Release and Dispersal of Conidia and Ascospores of Valsa leucostoma. P. F. Bertrand, Research Assistant, Department of Plant Pathology, University of California, Davis 95616, Present address of senior author: Mid-Columbia Experiment Station, Rt. 5, Box 240, Hood River, Oregon 97031; Harley English, Professor, Department of Plant Pathology, University of California, Davis 95616. Phytopathology 66:987-991. Accepted for publication 13 February 1976. Copyright © 1976 The American Phytopathological Society, 3340 Pilot Knob Road, St. Paul, MN 55121. All rights reserved.. DOI: 10.1094/Phyto-66-987.

Release and dispersal of conidia and ascospores of Valsa leucostoma were studied. Conidia were trapped during rains occurring in all seasons, whereas, ascospores tended to be most common in the spring. Ascospores were water-borne (released during rain or other wetness) or air-borne (released following rain or other wetness). There was no evidence for any nonwater-borne release of conidia. Increasing time and/or temperature between rains and a high rate of rainfall were correlated with increasing numbers of conidia subsequently caught. Conidia were shown to be dispersed by wind-blown rain. The distance of dispersal was correlated with the mean wind velocity during the rain. Either conidia or ascospores were able to cause infection. Conidia, however, were 10 to over 4,000 times more common than water-borne ascospores. Pycnidia generally form during the first year after infection. The ascostromata do not form until 2 or 3 years later.
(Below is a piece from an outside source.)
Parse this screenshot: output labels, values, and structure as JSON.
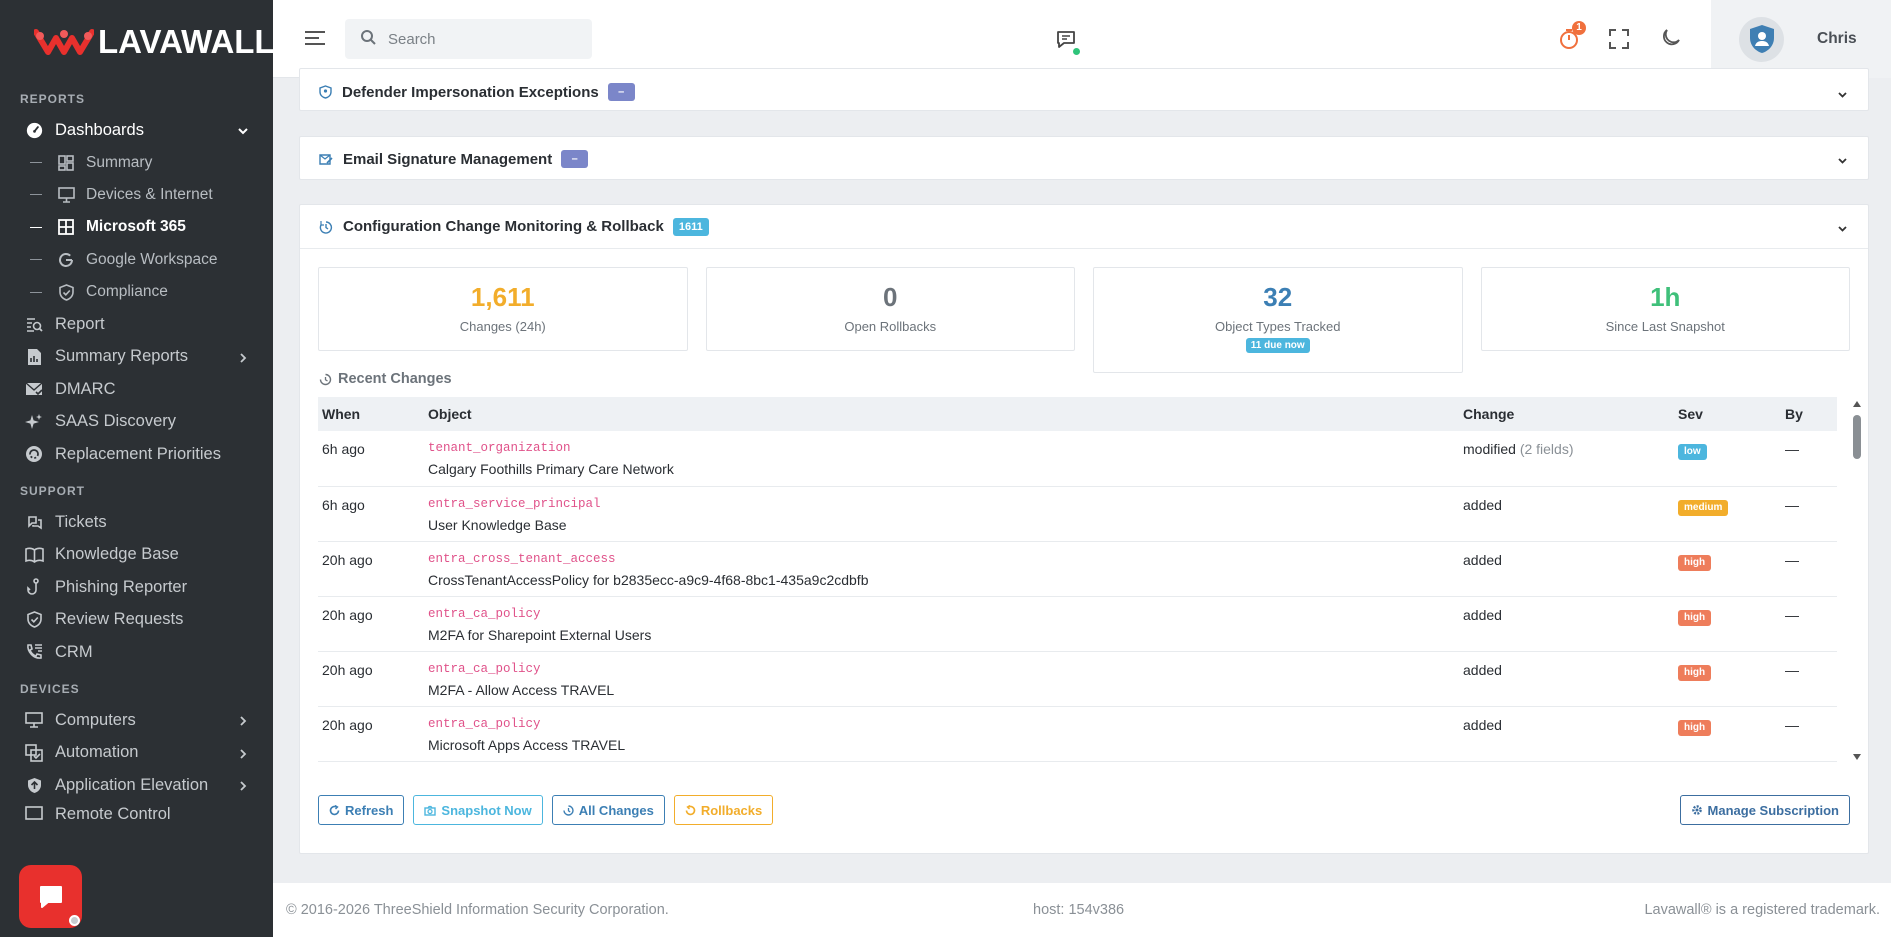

Since prune orchards generally are pruned on a yearly basis to remove dead or excess wood, conidia probably serve as the major inoculum.